In addition to the innovations relative to the shape of the mouse, the surface thereof is also textured in specifically selected regions for the purpose of avoiding that the hand of the user might slip, and to avoid excessive perspiration.

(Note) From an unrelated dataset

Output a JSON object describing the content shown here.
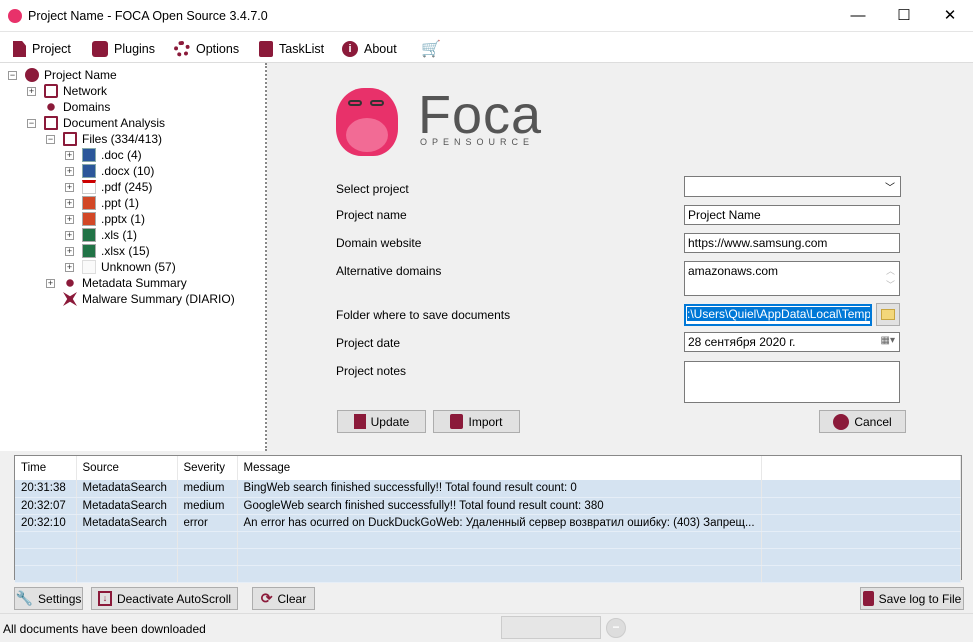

These areas are: the thumb rest abutment, the rest abutments for the index and middle fingers and the whole back region of the mouse corresponding to the thenar and hypothenar eminences.
In the foregoing description there were intentionally omitted any references to the electronic circuitry housed in the mouse, as well as to the motion sensor and the means used for communication of the generated signals to the computer connected thereto, since such elements are known in the art.
Furthermore, although the description has been based on the characteristics of a mouse provided for operation using the right hand, it is obvious that the same construction characteristics may be advantageously used in a mouse designed for operation using the left hand, there being sufficient for such purpose that this mouse be provided as a mirror image of the one described hereinabove.
|Cited Patent||Filing date||Publication date||Applicant||Title|
|US5648798||Feb 13, 1995||Jul 15, 1997||Hamling; Daniel T.||Universal ergonomic computer mouse/trackball|
|US5894303||Apr 28, 1997||Apr 13, 1999||Barr; Ann E.||Computer mouse and shell therefore|
|US5949406 *||Jan 12, 1998||Sep 7, 1999||Kress; Roxanne M.||Mouse crown|
|US20010052894 *||Aug 17, 2001||Dec 20, 2001||Jacque Cobbeni||Orthopedic computer mouse|
|US20020084985||Jul 28, 1998||Jul 4, 2002||William P. Hesley||Ergonomic dual-section computer-pointing device|
|US20020118174 *||Apr 3, 2002||Aug 29, 2002||Bruce Rodgers||Adjustable computer pointing device|
|US20020154095 *||Mar 15, 2002||Oct 24, 2002||Curtis Whitcomb||Ergonomic computer mouse|
|US20040017358||Jul 16, 2003||Jan 29, 2004||Kuo Hsiao Ming||Housing assembly for computer mouse|
|US20040145566 *||Jan 15, 2003||Jul 29, 2004||Jui-An Tsai||Mouse with liquid decoration|
|DE20116859U1||Oct 13, 2001||Dec 20, 2001||Fritz Nadine||Form- und funktionsadaptive Computermaus|
|DE29822235U1||Dec 14, 1998||Jun 24, 1999||Kulik Georg||Computer Mouse-ergonomisch verbessert|
|JP2000181620A *||Title not available|
|WO1999016014A1||Sep 10, 1998||Apr 1, 1999||Barrenaes Lennart||Device at a computer mouse|
|WO2000023979A1||Oct 15, 1999||Apr 27, 2000||Abadi, Jacques, Cobbeni||Orthopedic computer mouse|
|Citing Patent||Filing date||Publication date||Applicant||Title|
|US8547334 *||Nov 29, 2006||Oct 1, 2013||Tan Min-Liang||Customizable computer input device|
|US8692771 *||Mar 30, 2006||Apr 8, 2014||Tan Min-Liang||Modular computer mouse|
|US9201518 *||Oct 18, 2013||Dec 1, 2015||Dexin Corporation||Computer mouse having detachable modules|
|US20100231514 *||Nov 29, 2006||Sep 16, 2010||Tan Min-Liang||Customizable Computer Input Device|
|US20110063219 *||Mar 30, 2006||Mar 17, 2011||Tan Min-Liang||Modular Computer Mouse|
|US20110095981 *||Oct 28, 2010||Apr 28, 2011||Ryan Luo||Miniature input apparatus|
|International Classification||G06F3/033, G09G5/08|
|Cooperative Classification||G06F2203/0333, G06F3/03543|